At the camp near Mosul, Iraqi forces are holding 1,333 women and children who surrendered to Kurdish forces. The families handed themselves over after an Iraqi offensive drove the extremist group from the northern town of Tal Afar, near Mosul at the end of August.
Many of those detained at the camp are not guilty of any crime, al-Abadi said and his government is “in full communication” with their home countries to “find a way to hand them over.” So far, al-Abadi said, Iraq has repatriated fewer than 100 people.
“But we are working very hard to accelerate this. It is not in our interest to keep families and children inside our country when their countries are prepared to take them,” he added.

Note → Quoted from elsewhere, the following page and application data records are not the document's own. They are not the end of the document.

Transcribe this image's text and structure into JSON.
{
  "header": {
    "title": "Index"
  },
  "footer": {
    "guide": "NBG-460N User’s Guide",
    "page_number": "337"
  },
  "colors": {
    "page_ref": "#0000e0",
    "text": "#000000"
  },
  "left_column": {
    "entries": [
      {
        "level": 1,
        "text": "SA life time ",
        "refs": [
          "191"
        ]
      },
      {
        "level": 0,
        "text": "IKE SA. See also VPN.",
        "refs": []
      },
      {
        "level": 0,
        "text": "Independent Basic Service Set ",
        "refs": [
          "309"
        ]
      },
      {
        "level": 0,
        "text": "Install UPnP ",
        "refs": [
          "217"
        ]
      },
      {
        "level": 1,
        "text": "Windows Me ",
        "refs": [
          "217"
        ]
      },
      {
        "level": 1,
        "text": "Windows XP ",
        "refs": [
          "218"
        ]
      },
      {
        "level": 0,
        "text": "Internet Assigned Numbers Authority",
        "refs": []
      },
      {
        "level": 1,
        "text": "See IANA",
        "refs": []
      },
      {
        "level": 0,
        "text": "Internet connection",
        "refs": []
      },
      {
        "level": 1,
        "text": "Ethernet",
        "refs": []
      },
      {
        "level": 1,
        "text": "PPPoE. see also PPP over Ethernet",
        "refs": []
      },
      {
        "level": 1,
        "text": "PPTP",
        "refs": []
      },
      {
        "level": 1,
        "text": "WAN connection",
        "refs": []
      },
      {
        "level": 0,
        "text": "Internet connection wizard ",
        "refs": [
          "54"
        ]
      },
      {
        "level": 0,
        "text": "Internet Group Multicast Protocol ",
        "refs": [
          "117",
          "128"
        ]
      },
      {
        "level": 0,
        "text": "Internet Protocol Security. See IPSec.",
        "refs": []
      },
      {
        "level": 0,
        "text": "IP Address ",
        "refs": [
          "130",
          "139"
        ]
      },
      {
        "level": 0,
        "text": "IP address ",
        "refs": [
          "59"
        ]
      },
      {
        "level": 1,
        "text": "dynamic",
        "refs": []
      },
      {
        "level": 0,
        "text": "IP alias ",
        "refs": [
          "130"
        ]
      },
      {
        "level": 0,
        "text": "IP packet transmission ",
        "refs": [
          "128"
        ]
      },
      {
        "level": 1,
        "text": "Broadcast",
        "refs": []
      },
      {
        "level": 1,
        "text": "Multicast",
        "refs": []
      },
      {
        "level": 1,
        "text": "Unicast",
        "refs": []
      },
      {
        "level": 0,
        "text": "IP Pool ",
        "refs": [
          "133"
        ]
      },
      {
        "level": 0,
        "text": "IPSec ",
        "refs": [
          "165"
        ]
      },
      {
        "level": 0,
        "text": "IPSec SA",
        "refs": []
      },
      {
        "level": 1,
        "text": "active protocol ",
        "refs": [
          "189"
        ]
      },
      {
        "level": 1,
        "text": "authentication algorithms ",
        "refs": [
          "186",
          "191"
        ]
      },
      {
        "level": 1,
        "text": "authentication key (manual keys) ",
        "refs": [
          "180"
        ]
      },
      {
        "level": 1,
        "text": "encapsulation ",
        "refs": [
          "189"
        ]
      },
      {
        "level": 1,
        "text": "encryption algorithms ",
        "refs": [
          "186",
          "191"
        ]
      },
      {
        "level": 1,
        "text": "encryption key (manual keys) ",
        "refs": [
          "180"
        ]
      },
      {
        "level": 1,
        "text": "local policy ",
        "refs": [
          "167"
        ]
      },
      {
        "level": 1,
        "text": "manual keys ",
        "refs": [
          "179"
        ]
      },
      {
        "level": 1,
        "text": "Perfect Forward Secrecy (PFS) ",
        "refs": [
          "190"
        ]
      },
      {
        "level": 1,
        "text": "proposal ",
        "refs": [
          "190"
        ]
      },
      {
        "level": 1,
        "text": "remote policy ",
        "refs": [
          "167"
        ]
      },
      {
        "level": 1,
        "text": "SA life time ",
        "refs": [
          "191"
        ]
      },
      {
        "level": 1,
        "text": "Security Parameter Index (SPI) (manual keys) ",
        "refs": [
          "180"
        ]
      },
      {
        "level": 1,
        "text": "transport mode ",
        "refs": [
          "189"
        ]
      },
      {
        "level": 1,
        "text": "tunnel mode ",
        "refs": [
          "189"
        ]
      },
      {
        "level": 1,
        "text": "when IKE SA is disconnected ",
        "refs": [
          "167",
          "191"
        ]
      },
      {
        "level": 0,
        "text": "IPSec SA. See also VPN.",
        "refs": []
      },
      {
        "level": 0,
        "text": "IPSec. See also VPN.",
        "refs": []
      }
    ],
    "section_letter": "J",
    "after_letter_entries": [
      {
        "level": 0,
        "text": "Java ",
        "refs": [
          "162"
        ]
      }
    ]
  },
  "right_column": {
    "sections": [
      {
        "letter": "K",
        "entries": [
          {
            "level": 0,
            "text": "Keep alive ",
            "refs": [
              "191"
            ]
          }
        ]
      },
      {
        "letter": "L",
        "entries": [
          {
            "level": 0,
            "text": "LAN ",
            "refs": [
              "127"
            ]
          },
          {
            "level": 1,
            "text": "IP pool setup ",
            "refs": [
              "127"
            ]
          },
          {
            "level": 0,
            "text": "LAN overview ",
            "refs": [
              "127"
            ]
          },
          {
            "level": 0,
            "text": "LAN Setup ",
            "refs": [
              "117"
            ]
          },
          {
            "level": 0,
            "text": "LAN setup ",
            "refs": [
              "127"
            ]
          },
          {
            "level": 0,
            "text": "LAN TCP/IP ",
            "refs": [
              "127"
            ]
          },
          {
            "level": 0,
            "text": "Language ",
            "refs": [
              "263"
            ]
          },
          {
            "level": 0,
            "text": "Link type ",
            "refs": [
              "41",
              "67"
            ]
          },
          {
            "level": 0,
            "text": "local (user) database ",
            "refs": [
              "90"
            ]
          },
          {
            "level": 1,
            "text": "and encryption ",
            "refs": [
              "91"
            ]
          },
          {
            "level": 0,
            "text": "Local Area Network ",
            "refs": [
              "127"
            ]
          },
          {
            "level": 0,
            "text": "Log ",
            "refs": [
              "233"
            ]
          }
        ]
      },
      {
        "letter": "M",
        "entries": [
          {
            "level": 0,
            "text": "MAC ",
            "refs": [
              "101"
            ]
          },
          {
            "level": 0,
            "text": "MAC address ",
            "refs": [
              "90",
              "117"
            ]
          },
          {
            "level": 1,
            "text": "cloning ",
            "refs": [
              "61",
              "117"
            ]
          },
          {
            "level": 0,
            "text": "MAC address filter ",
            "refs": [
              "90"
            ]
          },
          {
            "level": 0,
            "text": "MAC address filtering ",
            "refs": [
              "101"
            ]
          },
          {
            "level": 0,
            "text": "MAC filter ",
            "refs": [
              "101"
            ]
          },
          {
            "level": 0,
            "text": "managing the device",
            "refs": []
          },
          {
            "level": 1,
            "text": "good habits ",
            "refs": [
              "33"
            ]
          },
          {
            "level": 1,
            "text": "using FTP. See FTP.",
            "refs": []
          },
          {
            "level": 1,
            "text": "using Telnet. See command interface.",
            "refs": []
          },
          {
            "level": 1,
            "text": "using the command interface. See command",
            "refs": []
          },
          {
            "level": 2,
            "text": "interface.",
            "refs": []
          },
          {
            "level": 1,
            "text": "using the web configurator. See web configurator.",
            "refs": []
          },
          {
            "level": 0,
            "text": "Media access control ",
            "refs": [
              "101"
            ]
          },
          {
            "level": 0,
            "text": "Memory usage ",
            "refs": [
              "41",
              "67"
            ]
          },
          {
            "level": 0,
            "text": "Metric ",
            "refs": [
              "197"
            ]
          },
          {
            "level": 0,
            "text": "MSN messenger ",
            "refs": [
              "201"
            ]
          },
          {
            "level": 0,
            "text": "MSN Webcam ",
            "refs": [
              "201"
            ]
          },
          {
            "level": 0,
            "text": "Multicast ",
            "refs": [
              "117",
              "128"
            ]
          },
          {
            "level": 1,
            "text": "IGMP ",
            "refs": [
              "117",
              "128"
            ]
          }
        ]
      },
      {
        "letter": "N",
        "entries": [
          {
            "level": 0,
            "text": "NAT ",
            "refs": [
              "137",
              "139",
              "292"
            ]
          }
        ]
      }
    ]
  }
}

The US Department of the Treasury had said ISIL financial emir for the Iraqi city of Mosul Salim Mustafa Muhammad al-Mansur has been living in Turkey since earlier this year, the Hürriyet daily reported on Sunday. According to a report by the US Treasury on Aug. 29, al-Mansur, who was named a “specially designated global terrorist” and barred from both the US and Iraqi financial systems, has been living in Mersin, Adana province, and İstanbul since early 2017.
ISIL has carried out multiple terrorist attacks in Turkey over the past several years, which claimed the lives of hundreds of people.
The Turkish government is being widely criticized for turning a blind eye to the ISIL’s activities and failing to crack down on its militants and sleeper cells across the country. As the books and publishing houses which have been propagating ISIL and al-Qaeda’s radical Islamist ideology and call for violence and terror freely in Turkey, the same country is the leading jailer of journalists in the world